(Provided records Opens)

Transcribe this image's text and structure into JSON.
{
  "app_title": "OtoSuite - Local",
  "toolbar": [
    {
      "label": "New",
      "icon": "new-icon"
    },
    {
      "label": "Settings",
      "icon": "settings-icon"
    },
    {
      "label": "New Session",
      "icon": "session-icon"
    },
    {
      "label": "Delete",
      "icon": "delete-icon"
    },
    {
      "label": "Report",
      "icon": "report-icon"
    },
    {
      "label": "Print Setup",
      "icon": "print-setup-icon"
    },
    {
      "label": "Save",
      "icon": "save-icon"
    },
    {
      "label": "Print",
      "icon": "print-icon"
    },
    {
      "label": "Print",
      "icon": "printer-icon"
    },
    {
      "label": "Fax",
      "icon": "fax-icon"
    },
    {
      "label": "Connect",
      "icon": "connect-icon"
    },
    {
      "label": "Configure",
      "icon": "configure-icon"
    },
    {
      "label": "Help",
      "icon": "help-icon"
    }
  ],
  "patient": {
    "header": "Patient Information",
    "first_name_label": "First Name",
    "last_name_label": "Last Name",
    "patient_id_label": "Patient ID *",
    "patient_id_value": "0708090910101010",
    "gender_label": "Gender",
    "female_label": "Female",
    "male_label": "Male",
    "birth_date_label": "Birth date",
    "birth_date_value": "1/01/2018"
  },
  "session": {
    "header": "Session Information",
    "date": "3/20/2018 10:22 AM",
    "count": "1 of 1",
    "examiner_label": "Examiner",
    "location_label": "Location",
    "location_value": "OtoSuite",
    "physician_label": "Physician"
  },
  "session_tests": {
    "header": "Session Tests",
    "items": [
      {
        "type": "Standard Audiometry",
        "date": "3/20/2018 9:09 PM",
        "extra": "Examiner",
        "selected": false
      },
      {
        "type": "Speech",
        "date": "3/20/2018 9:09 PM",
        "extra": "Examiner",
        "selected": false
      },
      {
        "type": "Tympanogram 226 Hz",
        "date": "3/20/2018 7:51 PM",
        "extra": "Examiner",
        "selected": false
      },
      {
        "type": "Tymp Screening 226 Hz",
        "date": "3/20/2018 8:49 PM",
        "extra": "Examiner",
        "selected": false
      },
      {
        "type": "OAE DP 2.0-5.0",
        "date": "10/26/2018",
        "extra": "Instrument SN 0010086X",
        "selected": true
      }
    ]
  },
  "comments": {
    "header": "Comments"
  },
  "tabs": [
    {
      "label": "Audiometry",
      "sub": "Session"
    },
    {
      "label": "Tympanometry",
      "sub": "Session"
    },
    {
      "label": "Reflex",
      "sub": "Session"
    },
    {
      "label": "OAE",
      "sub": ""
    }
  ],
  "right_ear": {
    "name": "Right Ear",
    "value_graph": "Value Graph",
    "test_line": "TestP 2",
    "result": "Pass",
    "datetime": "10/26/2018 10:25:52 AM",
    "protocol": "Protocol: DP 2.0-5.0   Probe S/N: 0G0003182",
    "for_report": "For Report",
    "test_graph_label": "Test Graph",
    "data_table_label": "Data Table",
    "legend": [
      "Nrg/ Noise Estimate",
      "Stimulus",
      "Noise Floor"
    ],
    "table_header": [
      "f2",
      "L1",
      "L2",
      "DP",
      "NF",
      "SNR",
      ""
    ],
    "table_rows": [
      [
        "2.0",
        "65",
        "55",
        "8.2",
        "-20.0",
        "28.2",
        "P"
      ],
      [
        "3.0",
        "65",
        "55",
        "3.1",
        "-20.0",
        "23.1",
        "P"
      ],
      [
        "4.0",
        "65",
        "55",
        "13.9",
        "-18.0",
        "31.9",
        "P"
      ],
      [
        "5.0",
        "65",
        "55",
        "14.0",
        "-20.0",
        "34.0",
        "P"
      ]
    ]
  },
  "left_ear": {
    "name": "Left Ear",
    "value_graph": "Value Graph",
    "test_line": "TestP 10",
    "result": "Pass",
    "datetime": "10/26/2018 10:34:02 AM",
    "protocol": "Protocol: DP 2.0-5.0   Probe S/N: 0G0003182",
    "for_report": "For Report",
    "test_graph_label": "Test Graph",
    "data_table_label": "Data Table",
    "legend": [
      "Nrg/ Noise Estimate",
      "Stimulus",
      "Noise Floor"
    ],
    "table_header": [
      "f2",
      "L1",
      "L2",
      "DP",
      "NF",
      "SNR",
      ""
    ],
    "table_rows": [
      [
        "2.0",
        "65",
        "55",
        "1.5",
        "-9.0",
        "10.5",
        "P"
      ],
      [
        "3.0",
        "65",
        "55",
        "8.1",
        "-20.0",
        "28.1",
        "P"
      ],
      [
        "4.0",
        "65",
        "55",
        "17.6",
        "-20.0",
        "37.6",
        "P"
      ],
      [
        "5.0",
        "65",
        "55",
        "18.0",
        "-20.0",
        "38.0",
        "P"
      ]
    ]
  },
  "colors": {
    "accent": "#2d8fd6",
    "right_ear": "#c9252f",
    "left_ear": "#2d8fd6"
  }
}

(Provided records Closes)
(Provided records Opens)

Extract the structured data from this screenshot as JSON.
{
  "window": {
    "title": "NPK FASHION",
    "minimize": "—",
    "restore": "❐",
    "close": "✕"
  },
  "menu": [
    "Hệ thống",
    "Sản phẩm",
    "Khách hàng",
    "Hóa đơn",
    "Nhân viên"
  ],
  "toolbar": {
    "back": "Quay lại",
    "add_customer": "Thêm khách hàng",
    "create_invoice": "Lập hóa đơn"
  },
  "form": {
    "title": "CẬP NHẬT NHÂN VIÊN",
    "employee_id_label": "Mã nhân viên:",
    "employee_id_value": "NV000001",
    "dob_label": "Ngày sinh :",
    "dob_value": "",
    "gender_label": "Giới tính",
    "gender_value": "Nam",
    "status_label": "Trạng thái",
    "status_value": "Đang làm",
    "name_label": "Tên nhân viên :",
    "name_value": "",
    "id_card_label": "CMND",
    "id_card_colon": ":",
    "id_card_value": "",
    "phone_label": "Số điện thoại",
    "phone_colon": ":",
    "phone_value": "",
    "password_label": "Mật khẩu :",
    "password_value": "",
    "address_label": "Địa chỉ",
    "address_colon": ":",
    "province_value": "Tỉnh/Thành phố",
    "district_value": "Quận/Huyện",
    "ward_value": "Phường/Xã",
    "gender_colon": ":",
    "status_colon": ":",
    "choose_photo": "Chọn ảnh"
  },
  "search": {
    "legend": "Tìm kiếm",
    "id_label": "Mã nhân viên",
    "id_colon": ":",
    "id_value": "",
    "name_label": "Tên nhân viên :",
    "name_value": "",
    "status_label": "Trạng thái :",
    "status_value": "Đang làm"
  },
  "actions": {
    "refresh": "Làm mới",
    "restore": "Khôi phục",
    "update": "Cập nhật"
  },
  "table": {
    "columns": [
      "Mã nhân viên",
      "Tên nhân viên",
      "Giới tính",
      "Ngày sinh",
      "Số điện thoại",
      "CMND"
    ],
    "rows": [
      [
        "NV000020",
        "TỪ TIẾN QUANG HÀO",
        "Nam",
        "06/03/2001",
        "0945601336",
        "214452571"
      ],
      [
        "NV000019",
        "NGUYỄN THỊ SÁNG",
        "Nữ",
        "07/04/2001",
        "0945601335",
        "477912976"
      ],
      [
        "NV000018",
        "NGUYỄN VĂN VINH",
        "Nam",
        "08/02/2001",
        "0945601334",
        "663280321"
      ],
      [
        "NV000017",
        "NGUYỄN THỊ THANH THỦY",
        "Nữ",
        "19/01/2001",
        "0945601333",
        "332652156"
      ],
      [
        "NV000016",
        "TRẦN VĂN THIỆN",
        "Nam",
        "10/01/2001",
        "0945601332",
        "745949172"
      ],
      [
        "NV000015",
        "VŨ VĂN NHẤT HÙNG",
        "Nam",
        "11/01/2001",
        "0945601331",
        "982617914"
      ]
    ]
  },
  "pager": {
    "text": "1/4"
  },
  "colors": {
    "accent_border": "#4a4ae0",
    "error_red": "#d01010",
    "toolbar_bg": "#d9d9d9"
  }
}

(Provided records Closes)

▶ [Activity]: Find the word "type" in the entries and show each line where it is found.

▶ [Solution to this problem]:
        "type": "Standard Audiometry",
        "type": "Speech",
        "type": "Tympanogram 226 Hz",
        "type": "Tymp Screening 226 Hz",
        "type": "OAE DP 2.0-5.0",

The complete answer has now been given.